Winston Churchill once cynically remarked that the “inherent vice of capitalism is the unequal sharing of blessings,” while the “inherent virtue of socialism is the equal sharing of miseries.” Such cynicism might well become obsolete in the future if Lisa Gansky, former CEO of web-based businesses such as GNN and Ophoto is to be believed. Gansky has just published a book titled, The Mesh: Why the Future of Business is Sharing, whose central premise is that society has reached a stage where owning stuff is less important than sharing it.
To Gansky’s credit, she does not argue that sharing is a new trend in business. In fact, it is widespread: After all, passengers share an aircraft when they travel from one destination to another just as patrons of libraries share books which they borrow, read and return. What is new, according to Gansky, is that sharing platforms have now begun to invade areas that in the past were bastions of individual ownership and use.
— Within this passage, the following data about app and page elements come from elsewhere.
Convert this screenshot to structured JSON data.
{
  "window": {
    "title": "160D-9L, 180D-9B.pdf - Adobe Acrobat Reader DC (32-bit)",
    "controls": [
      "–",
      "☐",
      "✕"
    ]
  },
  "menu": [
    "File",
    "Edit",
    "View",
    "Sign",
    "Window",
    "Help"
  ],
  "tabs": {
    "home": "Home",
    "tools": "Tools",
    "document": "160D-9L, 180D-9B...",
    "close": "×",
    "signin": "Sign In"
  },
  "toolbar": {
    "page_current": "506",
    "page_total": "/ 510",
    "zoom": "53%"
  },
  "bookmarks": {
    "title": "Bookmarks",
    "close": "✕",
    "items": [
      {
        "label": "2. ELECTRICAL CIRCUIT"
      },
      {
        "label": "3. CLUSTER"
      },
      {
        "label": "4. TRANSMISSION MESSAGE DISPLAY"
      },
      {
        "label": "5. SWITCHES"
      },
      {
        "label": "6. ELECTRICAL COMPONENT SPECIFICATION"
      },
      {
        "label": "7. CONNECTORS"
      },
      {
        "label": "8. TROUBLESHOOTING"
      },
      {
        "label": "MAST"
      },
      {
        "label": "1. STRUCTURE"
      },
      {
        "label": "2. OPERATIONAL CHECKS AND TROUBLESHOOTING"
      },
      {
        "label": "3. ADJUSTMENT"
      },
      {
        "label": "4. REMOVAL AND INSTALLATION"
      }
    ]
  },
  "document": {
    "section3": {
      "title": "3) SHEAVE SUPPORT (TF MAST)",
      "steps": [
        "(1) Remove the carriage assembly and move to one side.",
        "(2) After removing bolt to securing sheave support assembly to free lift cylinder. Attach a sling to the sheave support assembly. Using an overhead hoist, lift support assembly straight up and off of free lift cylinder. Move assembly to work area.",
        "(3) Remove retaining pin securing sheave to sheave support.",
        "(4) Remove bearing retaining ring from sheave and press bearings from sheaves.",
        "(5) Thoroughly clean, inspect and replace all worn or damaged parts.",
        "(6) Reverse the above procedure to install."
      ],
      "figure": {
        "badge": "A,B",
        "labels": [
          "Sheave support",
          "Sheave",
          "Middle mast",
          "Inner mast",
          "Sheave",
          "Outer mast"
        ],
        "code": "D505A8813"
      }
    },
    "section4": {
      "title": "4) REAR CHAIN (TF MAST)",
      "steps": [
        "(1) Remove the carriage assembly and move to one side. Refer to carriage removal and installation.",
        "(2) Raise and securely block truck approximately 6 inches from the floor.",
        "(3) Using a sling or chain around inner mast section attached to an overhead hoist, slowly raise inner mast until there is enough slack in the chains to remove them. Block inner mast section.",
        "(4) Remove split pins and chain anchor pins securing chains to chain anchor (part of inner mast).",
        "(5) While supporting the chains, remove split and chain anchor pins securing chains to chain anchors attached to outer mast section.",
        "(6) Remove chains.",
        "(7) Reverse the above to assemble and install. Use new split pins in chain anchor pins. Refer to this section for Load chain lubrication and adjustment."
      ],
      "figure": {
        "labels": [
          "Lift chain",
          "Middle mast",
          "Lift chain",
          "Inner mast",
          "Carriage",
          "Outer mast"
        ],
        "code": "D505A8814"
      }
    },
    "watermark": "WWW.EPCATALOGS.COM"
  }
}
Take private cars, for example. Gansky noted in a recent TED talk that individuals who own automobiles in the U.S. use them just 8% of any given day, on average; the rest of the time, the autos just sit around waiting to be used. This reality has driven the success of Zipcar, a sharing service that offers people access to vehicles in their neighborhood that are not being used. Netflix offers another instance of a company based on the premise of sharing DVDs. Gansky writes: “Businesses as big as Netflix and Zipcar…have figured out that there is gold in giving people convenient access to shared goods.”
As technology and social media create larger and faster information networks, the use of shared service platforms will see explosive growth, Gansky believes. “The game-changing expansion of web-enabled mobile networks has converged with the explosion of social ones,” she writes. “Each reinforces the other. Within a historical eye-blink, we have constructed a whole new language of sharing. You text, poke and tweet your friends to meet at the pub you chose on Yelp, and then share the evenings goofy photos on Facebook the hungover morning after. Awesome.”
It is this emerging eco-system of sharing platforms that Gansky labels “the mesh.” As more companies move into this space, one of the most imporant things they can share is information about their failures, she says. For example, a bike-sharing service in France saw notable successes but it also made a number of mistakes – and was transparent about publicizing what it had learned. This helped similar bike-sharing services that came up in Spain and Britain to avoid these errors. “No one has to repeat the version 1.0 screw-ups and expensive learning experiences,” she says.
Gansky has set up a web site – meshing.it – that includes a directory of companies that offer shared products or services. Initially the list had 1,200 companies but the size has now nearly tripled to more than 3,300 companies, Gansky notes. “We are still at the beginning,” she says.
If all this sounds intriguing, we invite you to read Gansky’s book. And once you have finished, don’t forget to share it.